Wednesday, August 15, 2018

Travel

Nuremberg gingerbread is not about ribboned hearts with words of affection

Don’t expect ribboned hearts frosted with messages of affection at this German city’s bakeries

  • wir-nuremberg-122417-1

    Several varieties of Lebkuchen — none of them heart-shaped — are for sale at Neef Confiserie Cafe in Nuremberg.

    Tribune News Service photo

You’ve seen the German gingerbread hearts hanging from ribbons, frosted with the words “Ich liebe dich” (I love you) and “Frohe Weihnachten” (Merry Christmas).

Nuremberg’s bakers wish you hadn’t.

“We don’t make them here,” says Ingrid Neef, a sixth-generation Nuremberg baker, with polite but palpable disdain. 

“Those hearts look pretty, but they’re hard,” she said. “You can’t eat them. We make real Lebkuchen here.”

German gingerbread, or Lebkuchen, became synonymous with Nuremberg in the Middle Ages, thanks to the city’s location at the crossroads of European trade routes. 

Nuts and spices were exotic in those days, often costing more than gold.

Nuremberg’s trade status kept the city’s bakers well-supplied with those rare ingredients. 

Just as important, their wealthy patrician customers had no difficulty paying for them.

The basic ingredients of Nuremberg gingerbread haven’t changed much since the cake’s introduction in the 14th century. 

Almonds, hazelnuts and an array of spices and fruit peels are commonplace, with some bakers adding candied ginger or chocolate for good measure. 

Sold in cellophane bags and colorful tins, in cookie form and in larger cakes, Nuremberg’s Lebkuchen has become part of German Christmas tradition. 

Roughly 80,000 tons are produced annually, most being consumed within Germany.

Lebkuchen Schmidt, Nuremberg’s most famous baker, has been producing gingerbread since 1601. 

From its location on the city’s Hauptmarkt, where Nuremberg’s famous Christmas market takes place each year, Schmidt forms the cookies by hand. 
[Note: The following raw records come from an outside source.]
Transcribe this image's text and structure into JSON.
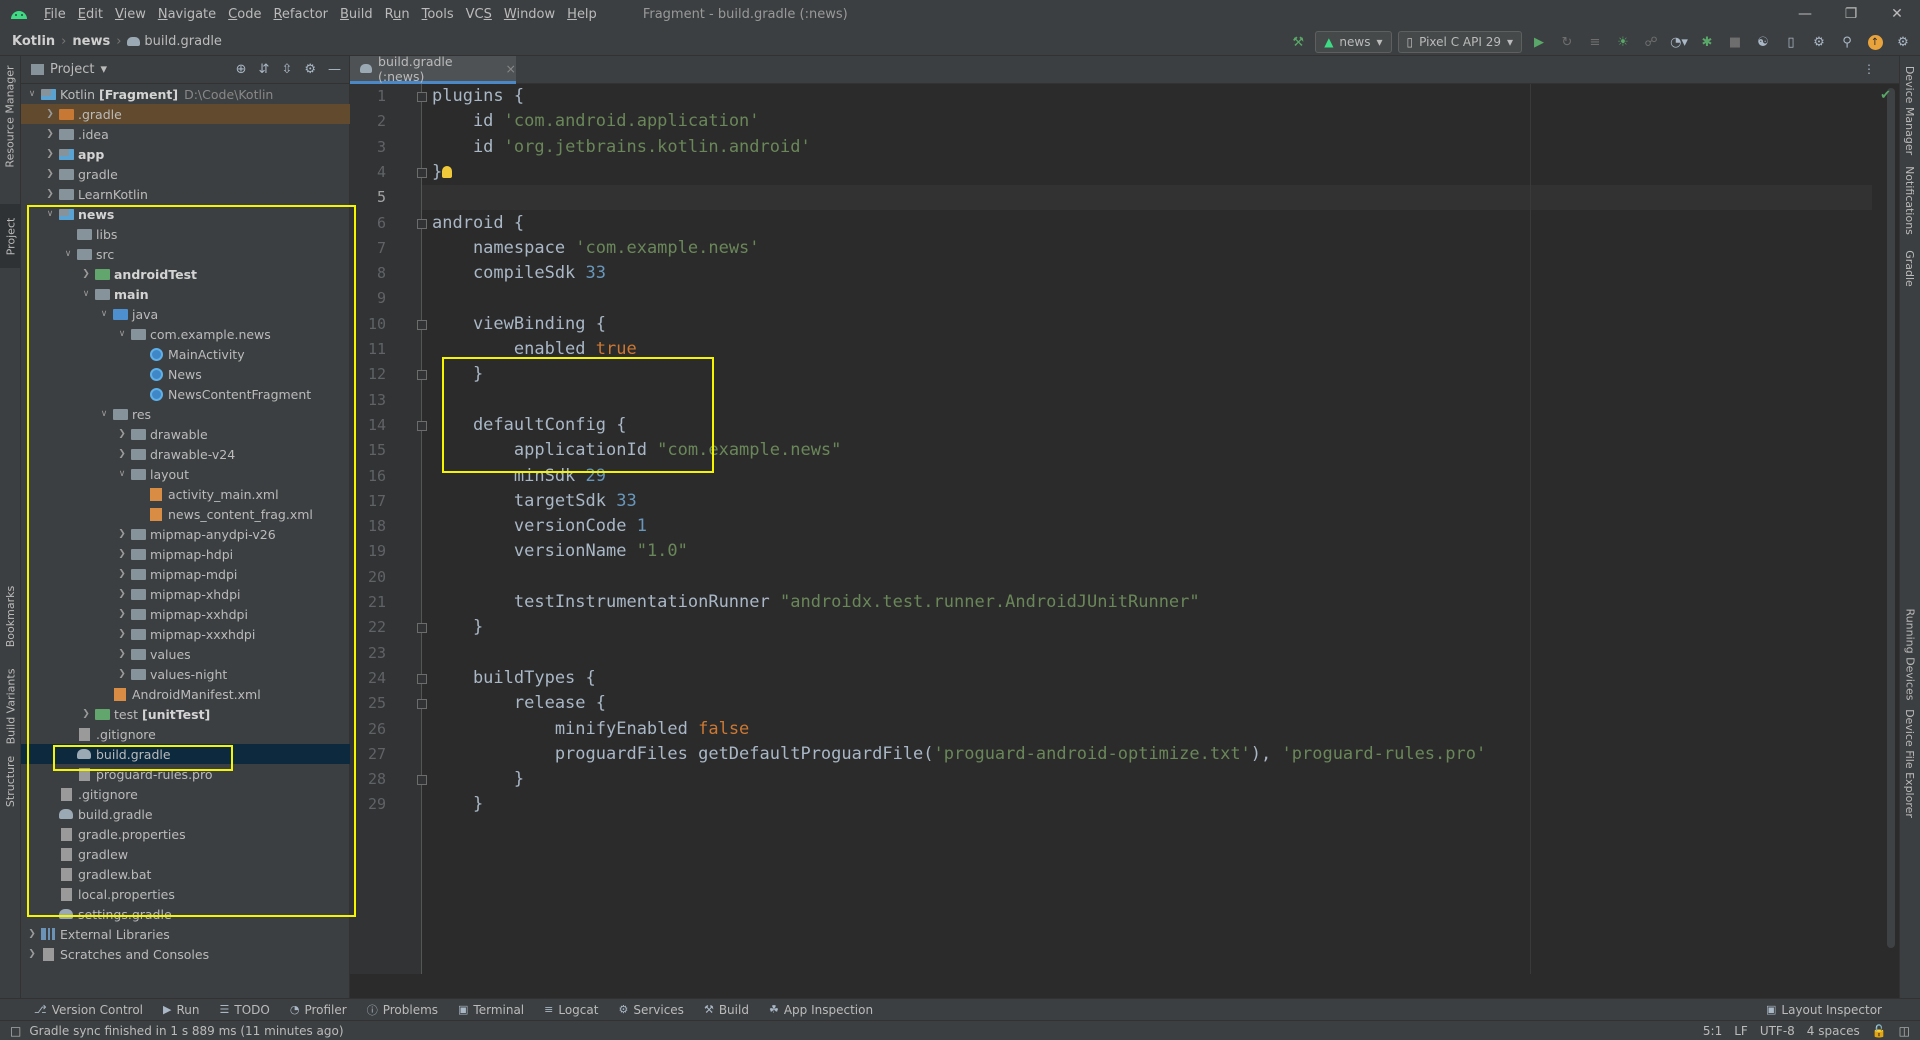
{
  "menubar": {
    "items": [
      {
        "pre": "",
        "u": "F",
        "post": "ile"
      },
      {
        "pre": "",
        "u": "E",
        "post": "dit"
      },
      {
        "pre": "",
        "u": "V",
        "post": "iew"
      },
      {
        "pre": "",
        "u": "N",
        "post": "avigate"
      },
      {
        "pre": "",
        "u": "C",
        "post": "ode"
      },
      {
        "pre": "",
        "u": "R",
        "post": "efactor"
      },
      {
        "pre": "",
        "u": "B",
        "post": "uild"
      },
      {
        "pre": "R",
        "u": "u",
        "post": "n"
      },
      {
        "pre": "",
        "u": "T",
        "post": "ools"
      },
      {
        "pre": "VC",
        "u": "S",
        "post": ""
      },
      {
        "pre": "",
        "u": "W",
        "post": "indow"
      },
      {
        "pre": "",
        "u": "H",
        "post": "elp"
      }
    ],
    "window_title": "Fragment - build.gradle (:news)"
  },
  "navbar": {
    "crumbs": [
      "Kotlin",
      "news",
      "build.gradle"
    ],
    "run_config": "news",
    "device": "Pixel C API 29"
  },
  "left_stripe": {
    "resource_manager": "Resource Manager",
    "project": "Project",
    "bookmarks": "Bookmarks",
    "build_variants": "Build Variants",
    "structure": "Structure"
  },
  "right_stripe": {
    "device_manager": "Device Manager",
    "notifications": "Notifications",
    "gradle": "Gradle",
    "running_devices": "Running Devices",
    "device_file_explorer": "Device File Explorer"
  },
  "project_panel": {
    "title": "Project",
    "tree": [
      {
        "label": "Kotlin",
        "bold_suffix": "[Fragment]",
        "path": "D:\\Code\\Kotlin",
        "depth": 0,
        "arrow": "open",
        "icon": "module-folder"
      },
      {
        "label": ".gradle",
        "depth": 1,
        "arrow": "closed",
        "icon": "orange-folder",
        "state": "highlighted"
      },
      {
        "label": ".idea",
        "depth": 1,
        "arrow": "closed",
        "icon": "folder"
      },
      {
        "label": "app",
        "depth": 1,
        "arrow": "closed",
        "icon": "module-folder",
        "bold": true
      },
      {
        "label": "gradle",
        "depth": 1,
        "arrow": "closed",
        "icon": "folder"
      },
      {
        "label": "LearnKotlin",
        "depth": 1,
        "arrow": "closed",
        "icon": "folder"
      },
      {
        "label": "news",
        "depth": 1,
        "arrow": "open",
        "icon": "module-folder",
        "bold": true
      },
      {
        "label": "libs",
        "depth": 2,
        "arrow": "",
        "icon": "folder"
      },
      {
        "label": "src",
        "depth": 2,
        "arrow": "open",
        "icon": "folder"
      },
      {
        "label": "androidTest",
        "depth": 3,
        "arrow": "closed",
        "icon": "green-folder",
        "bold": true
      },
      {
        "label": "main",
        "depth": 3,
        "arrow": "open",
        "icon": "folder",
        "bold": true
      },
      {
        "label": "java",
        "depth": 4,
        "arrow": "open",
        "icon": "blue-folder"
      },
      {
        "label": "com.example.news",
        "depth": 5,
        "arrow": "open",
        "icon": "folder"
      },
      {
        "label": "MainActivity",
        "depth": 6,
        "arrow": "",
        "icon": "class"
      },
      {
        "label": "News",
        "depth": 6,
        "arrow": "",
        "icon": "class"
      },
      {
        "label": "NewsContentFragment",
        "depth": 6,
        "arrow": "",
        "icon": "class"
      },
      {
        "label": "res",
        "depth": 4,
        "arrow": "open",
        "icon": "folder"
      },
      {
        "label": "drawable",
        "depth": 5,
        "arrow": "closed",
        "icon": "folder"
      },
      {
        "label": "drawable-v24",
        "depth": 5,
        "arrow": "closed",
        "icon": "folder"
      },
      {
        "label": "layout",
        "depth": 5,
        "arrow": "open",
        "icon": "folder"
      },
      {
        "label": "activity_main.xml",
        "depth": 6,
        "arrow": "",
        "icon": "xml"
      },
      {
        "label": "news_content_frag.xml",
        "depth": 6,
        "arrow": "",
        "icon": "xml"
      },
      {
        "label": "mipmap-anydpi-v26",
        "depth": 5,
        "arrow": "closed",
        "icon": "folder"
      },
      {
        "label": "mipmap-hdpi",
        "depth": 5,
        "arrow": "closed",
        "icon": "folder"
      },
      {
        "label": "mipmap-mdpi",
        "depth": 5,
        "arrow": "closed",
        "icon": "folder"
      },
      {
        "label": "mipmap-xhdpi",
        "depth": 5,
        "arrow": "closed",
        "icon": "folder"
      },
      {
        "label": "mipmap-xxhdpi",
        "depth": 5,
        "arrow": "closed",
        "icon": "folder"
      },
      {
        "label": "mipmap-xxxhdpi",
        "depth": 5,
        "arrow": "closed",
        "icon": "folder"
      },
      {
        "label": "values",
        "depth": 5,
        "arrow": "closed",
        "icon": "folder"
      },
      {
        "label": "values-night",
        "depth": 5,
        "arrow": "closed",
        "icon": "folder"
      },
      {
        "label": "AndroidManifest.xml",
        "depth": 4,
        "arrow": "",
        "icon": "xml"
      },
      {
        "label": "test",
        "bold_suffix": "[unitTest]",
        "depth": 3,
        "arrow": "closed",
        "icon": "green-folder"
      },
      {
        "label": ".gitignore",
        "depth": 2,
        "arrow": "",
        "icon": "file"
      },
      {
        "label": "build.gradle",
        "depth": 2,
        "arrow": "",
        "icon": "gradle",
        "state": "selected"
      },
      {
        "label": "proguard-rules.pro",
        "depth": 2,
        "arrow": "",
        "icon": "file"
      },
      {
        "label": ".gitignore",
        "depth": 1,
        "arrow": "",
        "icon": "file"
      },
      {
        "label": "build.gradle",
        "depth": 1,
        "arrow": "",
        "icon": "gradle"
      },
      {
        "label": "gradle.properties",
        "depth": 1,
        "arrow": "",
        "icon": "file"
      },
      {
        "label": "gradlew",
        "depth": 1,
        "arrow": "",
        "icon": "file"
      },
      {
        "label": "gradlew.bat",
        "depth": 1,
        "arrow": "",
        "icon": "file"
      },
      {
        "label": "local.properties",
        "depth": 1,
        "arrow": "",
        "icon": "file"
      },
      {
        "label": "settings.gradle",
        "depth": 1,
        "arrow": "",
        "icon": "gradle"
      },
      {
        "label": "External Libraries",
        "depth": 0,
        "arrow": "closed",
        "icon": "lib"
      },
      {
        "label": "Scratches and Consoles",
        "depth": 0,
        "arrow": "closed",
        "icon": "file"
      }
    ]
  },
  "editor": {
    "tab_label": "build.gradle (:news)",
    "line_numbers": [
      "1",
      "2",
      "3",
      "4",
      "5",
      "6",
      "7",
      "8",
      "9",
      "10",
      "11",
      "12",
      "13",
      "14",
      "15",
      "16",
      "17",
      "18",
      "19",
      "20",
      "21",
      "22",
      "23",
      "24",
      "25",
      "26",
      "27",
      "28",
      "29"
    ],
    "lines": [
      [
        [
          "plain",
          "plugins {"
        ]
      ],
      [
        [
          "plain",
          "    id "
        ],
        [
          "str",
          "'com.android.application'"
        ]
      ],
      [
        [
          "plain",
          "    id "
        ],
        [
          "str",
          "'org.jetbrains.kotlin.android'"
        ]
      ],
      [
        [
          "plain",
          "}"
        ]
      ],
      [],
      [
        [
          "plain",
          "android {"
        ]
      ],
      [
        [
          "plain",
          "    namespace "
        ],
        [
          "str",
          "'com.example.news'"
        ]
      ],
      [
        [
          "plain",
          "    compileSdk "
        ],
        [
          "num",
          "33"
        ]
      ],
      [],
      [
        [
          "plain",
          "    viewBinding {"
        ]
      ],
      [
        [
          "plain",
          "        enabled "
        ],
        [
          "kw",
          "true"
        ]
      ],
      [
        [
          "plain",
          "    }"
        ]
      ],
      [],
      [
        [
          "plain",
          "    defaultConfig {"
        ]
      ],
      [
        [
          "plain",
          "        applicationId "
        ],
        [
          "str",
          "\"com.example.news\""
        ]
      ],
      [
        [
          "plain",
          "        minSdk "
        ],
        [
          "num",
          "29"
        ]
      ],
      [
        [
          "plain",
          "        targetSdk "
        ],
        [
          "num",
          "33"
        ]
      ],
      [
        [
          "plain",
          "        versionCode "
        ],
        [
          "num",
          "1"
        ]
      ],
      [
        [
          "plain",
          "        versionName "
        ],
        [
          "str",
          "\"1.0\""
        ]
      ],
      [],
      [
        [
          "plain",
          "        testInstrumentationRunner "
        ],
        [
          "str",
          "\"androidx.test.runner.AndroidJUnitRunner\""
        ]
      ],
      [
        [
          "plain",
          "    }"
        ]
      ],
      [],
      [
        [
          "plain",
          "    buildTypes {"
        ]
      ],
      [
        [
          "plain",
          "        release {"
        ]
      ],
      [
        [
          "plain",
          "            minifyEnabled "
        ],
        [
          "kw",
          "false"
        ]
      ],
      [
        [
          "plain",
          "            proguardFiles getDefaultProguardFile("
        ],
        [
          "str",
          "'proguard-android-optimize.txt'"
        ],
        [
          "plain",
          "), "
        ],
        [
          "str",
          "'proguard-rules.pro'"
        ]
      ],
      [
        [
          "plain",
          "        }"
        ]
      ],
      [
        [
          "plain",
          "    }"
        ]
      ]
    ]
  },
  "bottom_tools": [
    {
      "label": "Version Control",
      "icon": "branch-icon"
    },
    {
      "label": "Run",
      "icon": "run-icon"
    },
    {
      "label": "TODO",
      "icon": "todo-icon"
    },
    {
      "label": "Profiler",
      "icon": "profiler-icon"
    },
    {
      "label": "Problems",
      "icon": "problems-icon"
    },
    {
      "label": "Terminal",
      "icon": "terminal-icon"
    },
    {
      "label": "Logcat",
      "icon": "logcat-icon"
    },
    {
      "label": "Services",
      "icon": "services-icon"
    },
    {
      "label": "Build",
      "icon": "build-icon"
    },
    {
      "label": "App Inspection",
      "icon": "inspection-icon"
    }
  ],
  "layout_inspector": "Layout Inspector",
  "status": {
    "message": "Gradle sync finished in 1 s 889 ms (11 minutes ago)",
    "caret": "5:1",
    "line_sep": "LF",
    "encoding": "UTF-8",
    "indent": "4 spaces"
  },
  "colors": {
    "accent": "#4a88c7",
    "highlight_box": "#f5f500",
    "keyword": "#cc7832",
    "string": "#6a8759",
    "number": "#6897bb"
  }
}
Bakers spread a mixture of crushed nuts, eggs, sugar and flour on a thin base resembling a communion wafer before adorning the treats with almonds and baking them in a wood-fired oven.

Schmidt won’t bake gingerbread hearts, either, instead selling varieties ranging from the original, called Elisen, to those containing cashews, dried fruits and chocolate.

At Neef’s bakery, Neef Confiserie Cafe, half a dozen gingerbread varieties are stacked on the bakery’s shelves: hazelnut, walnut, chocolate, ginger — even cookies sprinkled with real gold shavings. 

They’re rich, flavorful and chewy.

Just don’t ask for a gingerbread heart.

Tribune News Service


Click to comment

Related

© 2018 Leader-Telegram, Eau Claire, WI. All rights reserved.

To Top
Applying filter…